Indianapolis’ offer of taxpayer money and financial incentives in an unsuccessful attempt to lure a coveted second Amazon headquarters can remain secret, the Indiana Court of Appeals has ruled, rejecting an appeal by a tax trade publication that argued the offer must be disclosed as a public record.
Indianapolis was among some 200 cities and regions nationwide that submitted proposals competing to attract Amazon’s HQ2. The online retail giant ultimately decided to locate its massive $5 billion complex in northern Virginia.
The publisher Tax Analysts sought to gather comparative details of what cities had offered to lure Amazon, including from Indianapolis and the Indiana Economic Development Corporation. Many cities agreed, including Gary, which disclosed that the IEDC offered Amazon more than $1.5 billion in incentives to locate in the Lake County community, as well as the potential of $792 million from the city and another $2.75 billion in potential further incentives if approved by the General Assembly.
But Indianapolis and the IEDC refused to disclose their offers, leading Tax Analysts to sue, claiming the incentives were subject to disclosure under the Access to Public Records Act. The Marion Superior Court ruled against Tax Analysts, holding that the records were exempt from disclosure under APRA because they were created during negotiations and did not include terms of a final offer of public financial resources.
The Indiana Court of Appeals agreed Thursday, parsing the meaning of the word “final” from the Merriam-Webster Dictionary as “not to be altered or undone”.
“(R)ecords relating to negotiations are not disclosable under (APRA) unless they contain the terms of an offer that, if accepted, would commit public financial resources; that is, the offer must be final in the sense that it is not intended to be altered or undone in future negotiations,” Judge L. Mark Bailey wrote for the panel in Tax Analysts, et al. v. Indiana Economic Development Corporation, 20A-PL-1141.

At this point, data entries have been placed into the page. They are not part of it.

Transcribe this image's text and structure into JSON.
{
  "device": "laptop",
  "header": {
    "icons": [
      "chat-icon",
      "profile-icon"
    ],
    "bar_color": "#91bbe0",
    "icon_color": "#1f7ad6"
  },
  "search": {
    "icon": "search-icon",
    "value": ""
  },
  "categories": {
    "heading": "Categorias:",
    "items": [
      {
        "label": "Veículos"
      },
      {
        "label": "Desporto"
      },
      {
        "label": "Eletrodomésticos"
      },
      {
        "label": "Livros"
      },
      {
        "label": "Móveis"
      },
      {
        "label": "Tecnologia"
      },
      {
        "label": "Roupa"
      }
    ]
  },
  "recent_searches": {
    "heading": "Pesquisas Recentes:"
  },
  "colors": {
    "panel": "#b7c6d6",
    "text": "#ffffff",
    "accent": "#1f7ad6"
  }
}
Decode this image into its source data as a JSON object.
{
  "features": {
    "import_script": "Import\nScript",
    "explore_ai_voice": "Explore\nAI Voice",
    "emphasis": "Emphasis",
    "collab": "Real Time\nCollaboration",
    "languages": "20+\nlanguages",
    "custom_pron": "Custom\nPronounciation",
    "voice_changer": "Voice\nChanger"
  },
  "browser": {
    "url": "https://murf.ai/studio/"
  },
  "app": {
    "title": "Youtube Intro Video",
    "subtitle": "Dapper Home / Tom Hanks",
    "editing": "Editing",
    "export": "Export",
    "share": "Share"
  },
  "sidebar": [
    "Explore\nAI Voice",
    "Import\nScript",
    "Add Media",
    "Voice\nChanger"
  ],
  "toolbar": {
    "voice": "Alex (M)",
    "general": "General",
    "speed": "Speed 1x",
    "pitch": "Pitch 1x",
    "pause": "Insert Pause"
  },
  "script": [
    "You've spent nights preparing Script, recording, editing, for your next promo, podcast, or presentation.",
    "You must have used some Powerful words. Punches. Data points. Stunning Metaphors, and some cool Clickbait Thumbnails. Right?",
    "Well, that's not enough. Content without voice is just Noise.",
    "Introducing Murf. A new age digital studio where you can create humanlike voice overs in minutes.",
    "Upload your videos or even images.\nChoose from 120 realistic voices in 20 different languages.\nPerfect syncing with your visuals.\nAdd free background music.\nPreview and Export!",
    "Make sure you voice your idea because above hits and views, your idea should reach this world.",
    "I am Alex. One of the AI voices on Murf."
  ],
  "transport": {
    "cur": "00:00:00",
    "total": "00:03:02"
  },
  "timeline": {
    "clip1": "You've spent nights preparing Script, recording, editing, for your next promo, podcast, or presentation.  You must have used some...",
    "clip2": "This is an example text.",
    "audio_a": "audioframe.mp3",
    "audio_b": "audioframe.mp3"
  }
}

The COA noted Indianapolis was a finalist invited to compete in a second round for HQ2, and the city proposed two sites rather than one. “Moreover, the language used in each site proposal also contained a lack of finality. For each site, the IEDC provided estimates of various costs, and it noted that the final costs would be dependent upon facts existing in the future, such as the size of the HQ2 building. The IEDC Response also discussed potential future agreements, projects, developments, and timelines that would be dependent upon which Indianapolis location Amazon chose for its site and/or what the HQ2 would look like. Such conditional language is evidence that the two site offers in the IEDC Response were to be altered — and one of them ‘undone’ — in the future if Amazon chose Indianapolis for its HQ2,” Bailey wrote.
“We hold that the IEDC’s responses to both Amazon’s initial (request for proposal) and its subsequent (request for information) and questionnaire were parts of on-going negotiations with Amazon that had not developed yet into ‘terms of the final offer of public financial resources.’ … As such, the IEDC had discretion to deny TA’s request for copies of those records.”
Indianapolis attorney William Groth, who represented Tax Analysts, said TA is considering its options for appeal. He said in an email Thursday that the appeals court ruled on the ambiguity of whether the offer was final, and that under APRA, ambiguities “are to be interpreted in favor of disclosure wherever possible.”
“It’s disappointing the COA opted for an interpretation that has kept the public in the dark on a matter of such vital public importance and interest,” he said.
The Hoosier State Press Association joined the case as amicus in favor of Tax Analysts.
IL reached out to an attorney representing the city of Indianapolis in the case.